:: LISTED ENTRIES

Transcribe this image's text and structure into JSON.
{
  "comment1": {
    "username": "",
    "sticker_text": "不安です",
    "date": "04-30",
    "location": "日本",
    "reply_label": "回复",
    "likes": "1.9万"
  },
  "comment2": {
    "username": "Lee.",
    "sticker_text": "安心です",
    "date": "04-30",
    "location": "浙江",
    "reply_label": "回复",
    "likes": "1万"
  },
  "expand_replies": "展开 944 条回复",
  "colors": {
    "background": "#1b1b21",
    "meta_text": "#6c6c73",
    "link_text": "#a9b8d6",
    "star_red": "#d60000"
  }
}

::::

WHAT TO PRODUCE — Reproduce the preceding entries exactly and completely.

TASK OUTPUT —
Transcribe this image's text and structure into JSON.
{
  "comment1": {
    "username": "",
    "sticker_text": "不安です",
    "date": "04-30",
    "location": "日本",
    "reply_label": "回复",
    "likes": "1.9万"
  },
  "comment2": {
    "username": "Lee.",
    "sticker_text": "安心です",
    "date": "04-30",
    "location": "浙江",
    "reply_label": "回复",
    "likes": "1万"
  },
  "expand_replies": "展开 944 条回复",
  "colors": {
    "background": "#1b1b21",
    "meta_text": "#6c6c73",
    "link_text": "#a9b8d6",
    "star_red": "#d60000"
  }
}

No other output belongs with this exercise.